2019 continues to be momentous for the industry of legal U.S. sports betting as four states have now passed legislation. Montana was the first state to legalize, but Indiana and Iowa weren’t too far behind. Tennessee has officially become the fourth state to do so, as the state made sports betting legal just this past Friday.
Tennessee’s laws regarding sports betting are unlike any other that has legalized so far. Their bill only permits sports betting through online or mobile app. Most states with legal sports betting don’t even allow mobile or online wagers, but Tennessee has legalized it only in digital format. Something that likely influenced this is the fact that Tennessee doesn’t actually have any casinos, which legal states often use as a sports betting establishment.
The approved bill also has language that requires formation of a commercial agreement for any bets relating to in-play (bets made after a game has already started). While this doesn’t help sportsbooks, it does help sports leagues that have been lobbying for such an agreement for more than a year. Not only that, but sports leagues also have the ability to decide which bets are allowed.

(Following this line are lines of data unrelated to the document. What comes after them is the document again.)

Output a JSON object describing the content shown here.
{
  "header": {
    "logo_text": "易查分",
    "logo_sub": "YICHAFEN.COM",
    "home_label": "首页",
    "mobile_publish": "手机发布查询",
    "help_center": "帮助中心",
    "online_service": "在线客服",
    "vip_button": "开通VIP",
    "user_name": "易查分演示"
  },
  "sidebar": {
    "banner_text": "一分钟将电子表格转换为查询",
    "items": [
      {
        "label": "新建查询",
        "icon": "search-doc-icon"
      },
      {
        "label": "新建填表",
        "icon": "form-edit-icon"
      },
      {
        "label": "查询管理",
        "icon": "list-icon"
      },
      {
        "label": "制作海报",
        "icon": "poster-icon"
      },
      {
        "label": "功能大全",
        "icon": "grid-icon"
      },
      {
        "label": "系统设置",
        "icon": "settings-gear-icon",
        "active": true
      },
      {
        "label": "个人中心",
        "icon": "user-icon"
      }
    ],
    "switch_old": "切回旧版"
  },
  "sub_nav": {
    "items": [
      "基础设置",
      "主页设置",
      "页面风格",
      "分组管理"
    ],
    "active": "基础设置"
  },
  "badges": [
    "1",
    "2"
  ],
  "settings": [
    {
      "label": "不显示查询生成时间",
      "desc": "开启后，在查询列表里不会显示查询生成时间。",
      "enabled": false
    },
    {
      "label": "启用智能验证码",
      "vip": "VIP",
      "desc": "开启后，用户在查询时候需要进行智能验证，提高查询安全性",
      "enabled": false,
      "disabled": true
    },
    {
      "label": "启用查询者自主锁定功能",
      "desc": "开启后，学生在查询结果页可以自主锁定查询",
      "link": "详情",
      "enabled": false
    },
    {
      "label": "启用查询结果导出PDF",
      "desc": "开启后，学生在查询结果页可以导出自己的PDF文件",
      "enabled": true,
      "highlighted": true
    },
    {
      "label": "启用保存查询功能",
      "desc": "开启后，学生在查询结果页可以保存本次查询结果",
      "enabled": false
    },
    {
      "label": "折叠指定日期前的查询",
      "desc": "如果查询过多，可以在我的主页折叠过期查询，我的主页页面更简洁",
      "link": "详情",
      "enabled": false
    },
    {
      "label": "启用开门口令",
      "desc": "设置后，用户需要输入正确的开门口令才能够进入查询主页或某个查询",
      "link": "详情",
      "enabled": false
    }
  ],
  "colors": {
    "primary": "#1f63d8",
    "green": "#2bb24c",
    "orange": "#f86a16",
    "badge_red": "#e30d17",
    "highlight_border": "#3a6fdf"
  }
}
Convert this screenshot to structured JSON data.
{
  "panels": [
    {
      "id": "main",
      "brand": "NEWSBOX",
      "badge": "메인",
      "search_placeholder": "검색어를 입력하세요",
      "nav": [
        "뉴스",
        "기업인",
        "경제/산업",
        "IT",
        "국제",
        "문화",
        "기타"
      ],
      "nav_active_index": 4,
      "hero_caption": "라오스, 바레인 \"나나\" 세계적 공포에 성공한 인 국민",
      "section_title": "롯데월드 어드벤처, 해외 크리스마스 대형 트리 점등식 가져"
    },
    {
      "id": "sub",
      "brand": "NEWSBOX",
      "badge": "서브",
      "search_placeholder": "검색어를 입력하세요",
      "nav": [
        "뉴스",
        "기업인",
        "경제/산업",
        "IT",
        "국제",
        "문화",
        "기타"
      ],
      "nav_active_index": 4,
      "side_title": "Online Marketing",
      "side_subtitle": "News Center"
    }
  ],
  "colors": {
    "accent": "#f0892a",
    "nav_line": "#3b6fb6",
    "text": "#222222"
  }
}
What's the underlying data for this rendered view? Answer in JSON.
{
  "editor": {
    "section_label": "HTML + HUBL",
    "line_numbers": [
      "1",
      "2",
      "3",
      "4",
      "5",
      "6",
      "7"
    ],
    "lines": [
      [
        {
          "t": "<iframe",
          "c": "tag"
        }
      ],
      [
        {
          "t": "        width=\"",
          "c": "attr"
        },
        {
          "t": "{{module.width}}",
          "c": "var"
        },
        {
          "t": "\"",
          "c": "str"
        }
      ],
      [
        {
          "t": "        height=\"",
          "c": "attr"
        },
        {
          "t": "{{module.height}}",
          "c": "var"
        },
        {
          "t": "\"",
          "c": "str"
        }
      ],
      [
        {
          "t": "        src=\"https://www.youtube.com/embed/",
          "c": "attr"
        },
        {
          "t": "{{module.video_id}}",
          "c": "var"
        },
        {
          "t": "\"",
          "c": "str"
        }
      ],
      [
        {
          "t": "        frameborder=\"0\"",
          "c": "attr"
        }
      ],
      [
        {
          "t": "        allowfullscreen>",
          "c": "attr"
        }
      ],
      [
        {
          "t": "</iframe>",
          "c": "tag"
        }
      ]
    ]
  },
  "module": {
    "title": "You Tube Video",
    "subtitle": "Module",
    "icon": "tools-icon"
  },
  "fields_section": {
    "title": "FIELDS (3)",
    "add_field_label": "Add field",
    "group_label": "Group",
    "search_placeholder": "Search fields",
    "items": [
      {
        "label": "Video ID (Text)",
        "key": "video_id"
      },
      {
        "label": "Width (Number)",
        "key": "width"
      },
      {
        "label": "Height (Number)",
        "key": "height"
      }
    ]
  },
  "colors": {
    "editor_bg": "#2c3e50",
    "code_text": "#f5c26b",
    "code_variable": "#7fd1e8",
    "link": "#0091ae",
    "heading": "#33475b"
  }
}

Although the bill was ultimately passed, it certainly faced a good deal of opposition getting there. Even as Governor Bill Lee decided the bill’s fate, there was still plenty of uncertainty. Governor Lee decided to return the bill without a signature, which still allowed the bill to pass. The Governor opposed the bill, but decided not to veto it because it didn’t try and expand to casinos. Governor Lee holds the opinion that casinos are the most negative form of gambling, and that a compromise is the best solution at this point in time.
The bill barely passed through the state’s House and Senate, and the Governor didn’t even like it. Despite all the obstacles, the online/mobile only sports betting bill was indeed approved in Tennessee. It will become law on July 1st, just a little more than a month after becoming approved.
Even though sports betting will be legal come July, there isn’t an established gambling market in the state, so it will certainly be longer until any sort of structured sports betting is available. It still sets a great precedent for any future sports betting bills in other states considering the unique language.